The hunt in the Albuquerque game reserve
The next day was my last in Albuquerque. I was to go big-game hunting with an old friend, Bill. I passed the same adobe-roofed hutches I had passed on the way into town. A woman hanging laundry on a line squinted into the sun as I passed. I waved and lamented the lack of time. At the gates of the game reserve, I halted my camels. My friend was not in sight. He had not shown up by 15 past the hour. I smelled the elephant dung and proceeded on the hunt without Bill.
I had never seen such a concentration of big game animals in all my travels. Not even in the Green Hills of Africa. Tanzania to be exact. My first trophy was a black rhinoceros. I snapped a photo and left it in the field as a token of my appreciation to the locals. I considered that the natives, descendants of the ancient Apaches and Navajos and Zunis, may have unique sacrificial offering rituals. I next moved to the zebras. My first shot sailed wide. The explosion of the gunpowder spooked the zebras, whipping them into a frenzy. I took aim at a gelding with stripes the color of a monk’s habit. I pulled the trigger and the animal dropped. A woman shrieked nearby, shielding her son’s face.
“It’s okay. You have noting to fear. I’m not with the Germans,” I assured her.
She ran towards a herd of giraffes. The zebra was too large to take with me, so I snapped a photo and followed my nose towards the elephants. I can detect their dung from a mile away. My camels snorted anxiously as we approached.
“Stop. We’re fine,” I calmed the camels.
“Elephants do not forget,” one of the camels replied.
“They have nothing of us to remember,” I told him.
“You weren’t at Danny’s the night we went elephant tipping.”
I agreed to keep our distance. As good of a shot as I am, this did not present an issue. I sighted the tallest bull, breathed in, released, and pulled the trigger.
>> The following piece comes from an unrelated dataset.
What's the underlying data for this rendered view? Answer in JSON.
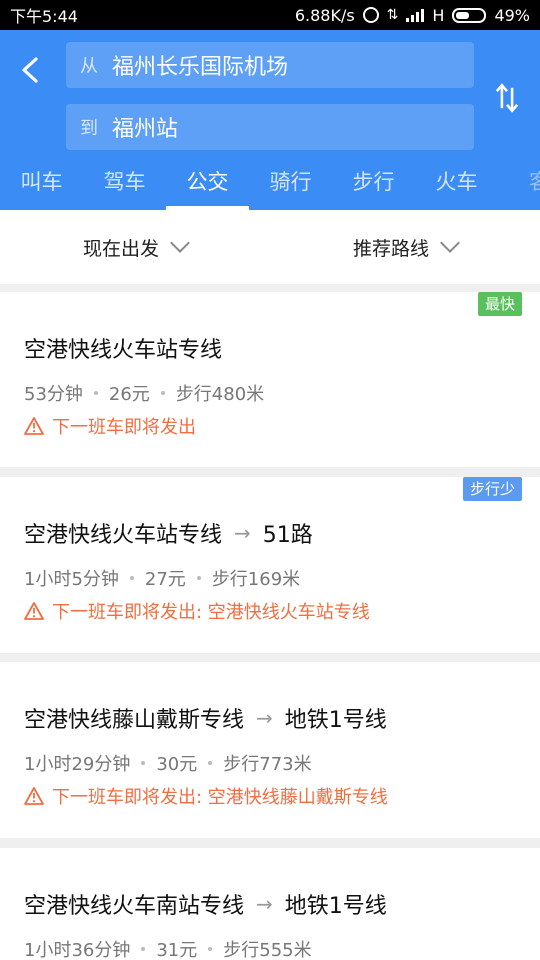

The elephants scattered, but the bull was mine. I ended his short, happy life, snapped a picture, and returned to camp to write 3 pages before dinner.